One study had subjects complete questionnaires assessing attachment, emotional dysregulation and suppression, depressive, and social anxiety symptoms and aggressive behavior (Clear, Gardner, et. al., 2019). It found that greater difficulty in managing sadness was associated with depression and social anxiety but not aggression. By contrast, greater difficulty with anger was associated with aggressive behavior but not depression and anxiety.
This is consistent with what I’ve observed in my practice that anxiety alone may create an experience of a “freeze,” like the proverbial deer in the headlights. By contrast, all too often, many individuals who are prone to act out their anger, either verbally or physically aggressive, are acting out from a depressive core.
Resilience when experiencing anger or anxiety
We are most resilient when we are open to recognize and accept the full range of our feelings without judgment. This calls for cultivating our capacity for self-soothing and self-compassion as a response to our anger or anxiety. It is a challenging task that entails learning to pause and be mindful of the inner voice that informs how we experience these emotions. And when we enhance our capacity to sit with, honor, and manage our anger and anxiety—we expand our resilience for dealing with life’s challenges.

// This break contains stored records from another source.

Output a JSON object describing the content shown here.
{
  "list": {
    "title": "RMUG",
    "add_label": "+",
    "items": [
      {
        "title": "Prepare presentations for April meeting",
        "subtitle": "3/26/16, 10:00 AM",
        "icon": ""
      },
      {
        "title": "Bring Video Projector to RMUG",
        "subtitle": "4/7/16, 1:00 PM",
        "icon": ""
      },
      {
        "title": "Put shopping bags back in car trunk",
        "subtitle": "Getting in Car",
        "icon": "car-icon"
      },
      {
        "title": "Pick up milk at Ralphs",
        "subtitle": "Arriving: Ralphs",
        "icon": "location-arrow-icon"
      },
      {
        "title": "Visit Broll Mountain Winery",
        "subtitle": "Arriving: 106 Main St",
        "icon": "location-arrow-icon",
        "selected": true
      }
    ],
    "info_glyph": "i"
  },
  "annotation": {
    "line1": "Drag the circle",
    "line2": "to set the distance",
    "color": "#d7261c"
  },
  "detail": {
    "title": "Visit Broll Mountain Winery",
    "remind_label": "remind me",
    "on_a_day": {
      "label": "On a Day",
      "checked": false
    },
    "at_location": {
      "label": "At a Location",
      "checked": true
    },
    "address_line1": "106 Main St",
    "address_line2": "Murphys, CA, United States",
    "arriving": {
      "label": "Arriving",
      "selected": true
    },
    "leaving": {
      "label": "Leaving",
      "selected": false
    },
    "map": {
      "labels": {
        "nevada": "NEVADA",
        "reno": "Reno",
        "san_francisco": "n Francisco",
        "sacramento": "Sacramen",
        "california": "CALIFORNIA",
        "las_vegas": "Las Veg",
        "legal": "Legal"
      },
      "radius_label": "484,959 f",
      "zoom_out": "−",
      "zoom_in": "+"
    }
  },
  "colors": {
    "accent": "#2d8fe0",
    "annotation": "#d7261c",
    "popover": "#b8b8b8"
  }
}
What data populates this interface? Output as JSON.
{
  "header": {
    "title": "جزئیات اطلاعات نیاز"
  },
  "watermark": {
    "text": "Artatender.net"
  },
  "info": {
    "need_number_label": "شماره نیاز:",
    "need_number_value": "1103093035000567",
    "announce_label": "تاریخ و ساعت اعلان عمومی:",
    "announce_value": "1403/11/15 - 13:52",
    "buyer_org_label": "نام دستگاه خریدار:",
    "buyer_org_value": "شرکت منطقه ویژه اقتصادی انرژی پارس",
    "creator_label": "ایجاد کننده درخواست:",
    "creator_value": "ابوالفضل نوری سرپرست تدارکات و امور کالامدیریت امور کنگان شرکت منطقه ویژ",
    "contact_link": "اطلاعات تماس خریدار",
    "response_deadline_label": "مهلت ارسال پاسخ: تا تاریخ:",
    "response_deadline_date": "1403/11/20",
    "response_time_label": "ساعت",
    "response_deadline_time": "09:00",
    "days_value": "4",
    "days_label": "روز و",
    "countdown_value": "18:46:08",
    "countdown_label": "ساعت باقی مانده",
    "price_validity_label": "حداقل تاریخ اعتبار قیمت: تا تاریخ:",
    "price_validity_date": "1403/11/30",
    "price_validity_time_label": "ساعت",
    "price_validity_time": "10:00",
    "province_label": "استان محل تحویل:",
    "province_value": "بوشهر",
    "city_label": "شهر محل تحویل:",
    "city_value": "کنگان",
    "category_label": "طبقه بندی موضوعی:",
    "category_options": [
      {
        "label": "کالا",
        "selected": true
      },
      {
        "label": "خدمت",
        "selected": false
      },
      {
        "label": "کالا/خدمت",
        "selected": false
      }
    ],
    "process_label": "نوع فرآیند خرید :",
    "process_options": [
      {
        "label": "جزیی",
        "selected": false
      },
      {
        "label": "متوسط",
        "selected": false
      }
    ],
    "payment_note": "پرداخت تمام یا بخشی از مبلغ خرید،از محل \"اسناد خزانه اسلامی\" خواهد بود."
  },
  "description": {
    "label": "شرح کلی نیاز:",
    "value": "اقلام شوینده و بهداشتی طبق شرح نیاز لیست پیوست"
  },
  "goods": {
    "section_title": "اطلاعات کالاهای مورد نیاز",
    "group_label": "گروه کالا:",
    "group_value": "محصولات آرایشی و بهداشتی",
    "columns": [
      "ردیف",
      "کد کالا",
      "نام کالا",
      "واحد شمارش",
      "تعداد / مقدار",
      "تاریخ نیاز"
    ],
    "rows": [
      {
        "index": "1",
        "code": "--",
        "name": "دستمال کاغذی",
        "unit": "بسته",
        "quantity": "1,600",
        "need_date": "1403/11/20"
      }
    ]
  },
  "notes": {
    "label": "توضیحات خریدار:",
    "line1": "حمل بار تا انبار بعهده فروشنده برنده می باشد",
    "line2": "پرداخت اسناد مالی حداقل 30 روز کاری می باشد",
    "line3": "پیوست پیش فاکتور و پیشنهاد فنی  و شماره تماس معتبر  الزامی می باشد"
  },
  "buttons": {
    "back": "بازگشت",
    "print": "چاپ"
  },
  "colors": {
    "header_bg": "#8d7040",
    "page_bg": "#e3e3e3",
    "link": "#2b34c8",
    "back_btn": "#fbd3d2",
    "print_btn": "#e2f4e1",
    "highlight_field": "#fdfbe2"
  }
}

Jha, M., Fava, M., Minhajuddin, A., et. al. (2020). Anger attacks are associate with persistently elevated irritability and moderate depressive disorder. Psychological Medicine Advance online publication. https://doi.org/10.1017/S0033291720000112.
De Bles, J, Ruis, O., Van Hemert, A., et. al.(2019). Trait angere and anger attacks in relation to depressive and anxiety disorders. Journal of Affective Disorders, 259-265. . https://doi.org/10.1016/j.jad.2019.08.023
Bausa, M., Cevoli, S., Gianinni, G., et. al. (2019). State and trait anger and its expression in cluster headache compared with migraine: A cross-sectional study. Neurological Sciences, 40(11), 2365-2370.
Clear, S., Gardner, A., Webb, H., et. al. (2019). Common and distinctive correlates of depression, anxiety, and aggression: Attachment and emotion regulation of sadness and anger. Journal of Adult Development.